While the Swiss Parliament meets in special session (4-8 May) to discuss policy directions for the “post-COVID-19” period, civil society groups such as the Fourth of May Appeal (L’appel du 4 Mai), are demanding that a return to “business as usual” be replaced by a more sustainable and humanistic approach to social and economic development. After forcing us so far apart, can this virus teach us the true meaning of living together? Julie Billaud, Associate Professor in Anthropology and Sociology of Development at the Geneva Graduate Institute explores the lessons learned and stark choices that we now face.
This experience has taught us two main things. The first is that the virus does not affect everyone in the same way. Inequalities in societies have been reinforced as a result of the pandemic between rich and poor, documented and undocumented workers, men and women, young and old. People in poor economic situations, living in overcrowded neighborhood are more likely to be affected than those living in greater privilege. In Chicago, black people are twice as affected as whites. The second lesson is that we cannot disentangle the ecological crisis from the social crisis. We need to redefine the boundaries between nature and society. We need to think about the economic crisis in tandem with the social crisis.
Even though the Swiss state has spent millions supporting companies and individuals who have lost their jobs, on Sunday 2500 people queued for hours to get food parcels, only because civil society organizations realized people had trouble feeding themselves. This is happening in one of the richest countries in the world. Again, what we see is that the response is not proportionate to the needs and inequalities that exist in our societies.
Perhaps, people who have been locked in their houses for the past six weeks have started to redefine what their values were, but I don’t think it’s the case at the global level. That’s why it’s the right time to open public debate and decide collectively about what matters most to make our planet and our lives sustainable. It’s really a moment of collective reflection, and I hope that there will be a space for democratic debate to take place. One value people may have realized when they were clapping at 9 pm every night is health, for instance. The fact that Switzerland has a partially privatized health system is a scandal. We cannot clap and accept that people do not have access to a respirator, because they don’t have the proper health insurance.
We need to learn from people from the global South who have been in a state of crisis for their entire life. In his last book Brutalism, the Cameroonian philosopher Achille Mbembe observes that Africans have survived colonialism, neo-imperialism, the plundering of their resources, and pandemics. What is extraordinary is they managed to survive all this violence because they learnt to repair. They repair things - making new things with old stuff, recycling, but also repairing their bodies. We need to learn this art. And at a more philosophical level, we need to repair the Earth. We need to be attentive to what we break and repair collectively.

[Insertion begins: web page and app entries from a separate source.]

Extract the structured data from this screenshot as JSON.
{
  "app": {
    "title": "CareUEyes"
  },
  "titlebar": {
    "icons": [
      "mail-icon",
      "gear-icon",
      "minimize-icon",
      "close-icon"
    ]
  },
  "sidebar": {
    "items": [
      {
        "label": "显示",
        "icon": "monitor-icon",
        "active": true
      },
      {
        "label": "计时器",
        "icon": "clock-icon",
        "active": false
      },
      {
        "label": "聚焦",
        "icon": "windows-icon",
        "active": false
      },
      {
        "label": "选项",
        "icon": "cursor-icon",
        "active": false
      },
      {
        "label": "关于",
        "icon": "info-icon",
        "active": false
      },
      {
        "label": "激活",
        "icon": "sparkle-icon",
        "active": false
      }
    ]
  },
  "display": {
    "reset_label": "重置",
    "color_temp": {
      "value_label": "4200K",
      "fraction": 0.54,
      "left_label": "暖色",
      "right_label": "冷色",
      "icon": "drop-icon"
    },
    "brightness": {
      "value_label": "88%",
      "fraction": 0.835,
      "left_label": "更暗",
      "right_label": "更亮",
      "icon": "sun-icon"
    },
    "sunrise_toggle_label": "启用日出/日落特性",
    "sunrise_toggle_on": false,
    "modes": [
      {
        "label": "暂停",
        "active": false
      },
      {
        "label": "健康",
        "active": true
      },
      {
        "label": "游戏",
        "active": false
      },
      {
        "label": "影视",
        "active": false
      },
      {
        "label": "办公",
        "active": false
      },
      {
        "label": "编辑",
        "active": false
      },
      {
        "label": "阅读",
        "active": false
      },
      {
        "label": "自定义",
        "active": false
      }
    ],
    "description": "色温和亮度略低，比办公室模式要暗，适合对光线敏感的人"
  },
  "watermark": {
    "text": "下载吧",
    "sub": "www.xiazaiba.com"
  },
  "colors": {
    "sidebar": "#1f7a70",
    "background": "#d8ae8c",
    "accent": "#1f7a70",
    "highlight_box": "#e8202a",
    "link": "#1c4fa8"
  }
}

The most important metaphor is the loss of our capacity to breathe. We have experienced it in a somehow luxurious way in our developed countries because we are locked in our houses not able to see our loved ones. But in other parts of the world, people had lost their breath in a very tangible way, like the migrants who tried to find a safe refuge in Europe and drowned at sea. Or miners who died of suffocation. The over exploitation of the Earth is also a direct attack on their lungs. Before the virus, we had all lost our breathing capacity. This is why this metaphor is important; it has been happening for a long time.
Yes, it’s a risk, but if we are not able to meet each other again, we also lose our freedom and our breathing capacity in a way. Many governments are using this moment to increase surveillance and control over their population, in China, in India. If we do not pay attention, it will happen here too. So, it is very important that despite our fear of infection, we find ways to recreate the common good. That’s the main challenge but it is also an opportunity, now that we have had a taste of what it’s like to live in a state of emergency like the global South experiences permanently, going through wars, civilian conflicts, pandemics. This is a chance to redefine our relationships with each other and not only based on our production capacities. Work defined through the capitalist system has destroyed relationships. We cannot only be reduced to forces of consumption and production. We need to define social relationships in a more sustainable way.
We cannot be creative by being pessimistic. This lockdown has shown us that if we want to, we all stop. We did not stop because governments told us to but because we collectively understood that to protect ourselves and others we had to stay at home. If we are able to do this, we can do this collective reflection as well. With the help of governments, there is room to think all together about what matters. What matters is the work of people who are essential to the economy and do not make a decent living. The value of work is not indexed to its necessity. This has to be redefined. Switzerland is a good place to have this debate with referendums or initiatives. It’s the right time to ask citizens what they want. This is not a utopia.
A massive public consultation could be easily organized. A «book of grievances» could easily be created through the internet even. Not in the instrumental way the French government did this during the Yellow Vest «gilets jaunes» social protests, but in a sincere and mature way. What people suggest should be taken into consideration.
Interview by Kyra Dupont